Whether it’s an industry networking function, a social event with acquaintances you haven’t seen since high school, or even a holiday party with extended family. The thought of bringing interesting topics of conversation to the table can be overwhelming.
A few weeks ago at an evening networking function, I really wanted to talk with this group of four or five women who had gathered together. Instead of walking up and introducing myself which, looking back would have been perfectly fine, I strategically made circles around the group. Some might say I hovered. Until one of the women smiled, and motioned for me to come join in.
They weren’t scary, and they didn’t expect me to amaze them with wit and wonderful conversational abilities. Truthfully, they may have been just as apprehensive to approach each other. We all ended up clicking, exchanged cards, and have emailed and kept in touch ever since. I had dinner with one of them last week, and we’re all getting together for Happy Hour next week.
It’s important to remember that it’s not just you who doesn’t know everyone in the room. There are plenty of other people looking to make new connections and are eager to talk to you. Just like me, you probably really do enjoy meeting new people, and hearing what they do and where they live. For those not from D.C. – that last question is actually quite the hot topic of conversation. It’s just about learning strategies to get us over that initial hurdle and get us feeling confident and comfortable.
I happened to read an article on LinkedIn the day of that networking function called, “Do You Struggle to Make Conversation? A Menu of Options for Small Talk,” by Gretchen Rubin. It’s a fun, helpful post that might give you some additional ideas of what to talk about.
“Small talk can be a big problem. I want to be friendly and polite, but I just can’t think of a thing to say,” Rubin says. Here are some of the strategies she gives to help us converse if our minds go blank:
1. Comment on a topic common to both of you at the moment: Keep it positive and don’t complain.
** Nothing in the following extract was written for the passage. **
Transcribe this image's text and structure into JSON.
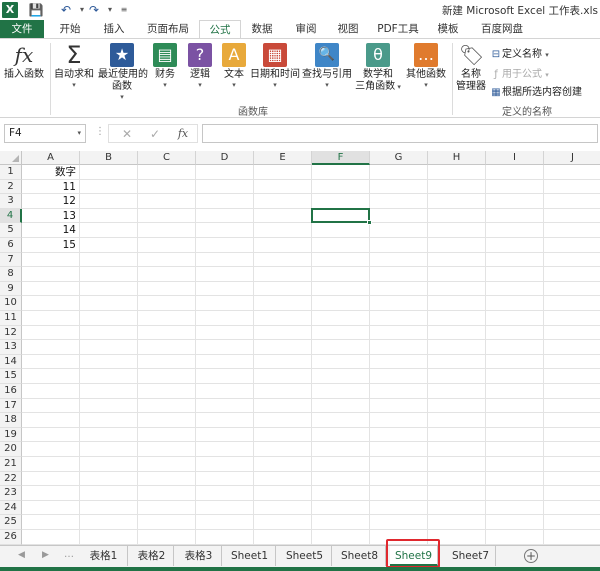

And according to Rubin, it’s perfectly okay to talk about the weather.
2. Comment on a topic of general interest: Scan Google News before you walk in, just to make sure you’re up to speed on the day’s events.
3. Ask a question that people can answer as they please: Allow people to choose the focus of the conversation by asking them, “What’s keeping you busy these days?” – this allows them to drive the conversation in the direction that most interests them.
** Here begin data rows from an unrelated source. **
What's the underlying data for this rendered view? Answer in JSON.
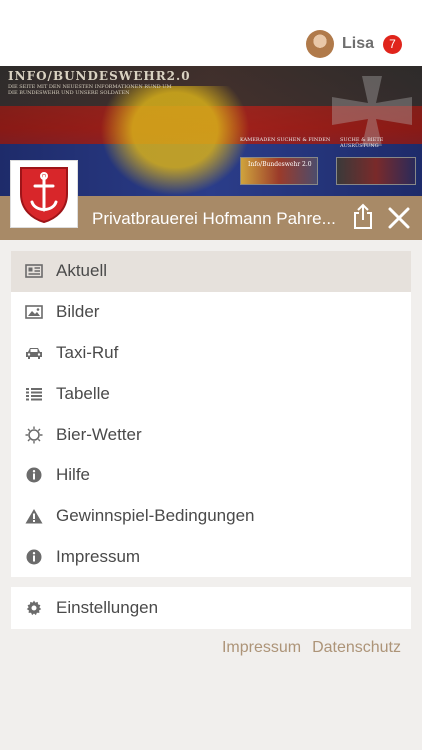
{
  "user": {
    "name": "Lisa",
    "notifications": "7"
  },
  "banner": {
    "title": "INFO/BUNDESWEHR2.0",
    "subtitle": "DIE SEITE MIT DEN NEUESTEN INFORMATIONEN RUND UM DIE BUNDESWEHR UND UNSERE SOLDATEN",
    "link_left": "KAMERADEN SUCHEN & FINDEN",
    "link_right": "SUCHE & BIETE AUSRÜSTUNG",
    "thumb_text": "Info/Bundeswehr 2.0"
  },
  "header": {
    "title": "Privatbrauerei Hofmann Pahre..."
  },
  "menu": {
    "items": [
      {
        "label": "Aktuell",
        "icon": "newspaper-icon",
        "active": true
      },
      {
        "label": "Bilder",
        "icon": "image-icon"
      },
      {
        "label": "Taxi-Ruf",
        "icon": "car-icon"
      },
      {
        "label": "Tabelle",
        "icon": "list-icon"
      },
      {
        "label": "Bier-Wetter",
        "icon": "sun-icon"
      },
      {
        "label": "Hilfe",
        "icon": "info-icon"
      },
      {
        "label": "Gewinnspiel-Bedingungen",
        "icon": "warning-icon"
      },
      {
        "label": "Impressum",
        "icon": "info-icon"
      }
    ],
    "settings": {
      "label": "Einstellungen",
      "icon": "gear-icon"
    }
  },
  "footer": {
    "impressum": "Impressum",
    "datenschutz": "Datenschutz"
  },
  "colors": {
    "accent": "#a88a67",
    "badge": "#e0241b",
    "link": "#ad9478"
  }
}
4. Ask open ended questions that can’t be answered in a single word
5. Ask a follow-up question: If they do answer in a single word, or you feel like there’s room for elaboration, ask them another open-ended question on that same topic.
6. Ask getting to know you questions: Ask questions that reveal a hidden passion. For example, “What vacation spot would you recommend I go this year?”
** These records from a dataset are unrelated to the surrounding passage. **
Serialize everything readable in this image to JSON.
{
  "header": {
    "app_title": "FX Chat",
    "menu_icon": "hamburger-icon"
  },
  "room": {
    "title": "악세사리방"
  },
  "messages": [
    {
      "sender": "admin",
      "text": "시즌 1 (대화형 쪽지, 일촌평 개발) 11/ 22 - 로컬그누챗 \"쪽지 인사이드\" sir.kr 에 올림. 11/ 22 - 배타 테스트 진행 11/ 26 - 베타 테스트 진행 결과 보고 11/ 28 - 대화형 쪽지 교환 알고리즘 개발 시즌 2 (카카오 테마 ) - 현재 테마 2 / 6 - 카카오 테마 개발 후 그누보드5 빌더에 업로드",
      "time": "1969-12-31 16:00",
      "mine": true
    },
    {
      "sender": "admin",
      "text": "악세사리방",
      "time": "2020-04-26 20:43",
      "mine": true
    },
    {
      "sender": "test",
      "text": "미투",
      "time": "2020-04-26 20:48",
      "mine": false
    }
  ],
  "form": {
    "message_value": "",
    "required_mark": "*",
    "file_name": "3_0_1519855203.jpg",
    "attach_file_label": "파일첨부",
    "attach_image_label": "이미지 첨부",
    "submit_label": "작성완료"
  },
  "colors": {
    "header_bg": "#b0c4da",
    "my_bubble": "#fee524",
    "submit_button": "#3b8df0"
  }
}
7. React to what a person says in the spirit in which that comment was offered: If you can tell he or she was making a joke, make a conscious effort to laugh. If they offer some interesting, surprising information, react with surprise.
8. Follow someone’s conversational lead: If they bring up a topic, try to pick up on that and ask them about it. It might lead to a great topic of conversation.
9. Along those same lines, don’t try to talk about your favorite topic: You might end up talking too much or seeming conceited. It’s okay to bring up a topic you are knowledgeable about, but just make sure you are not dominating the conversation.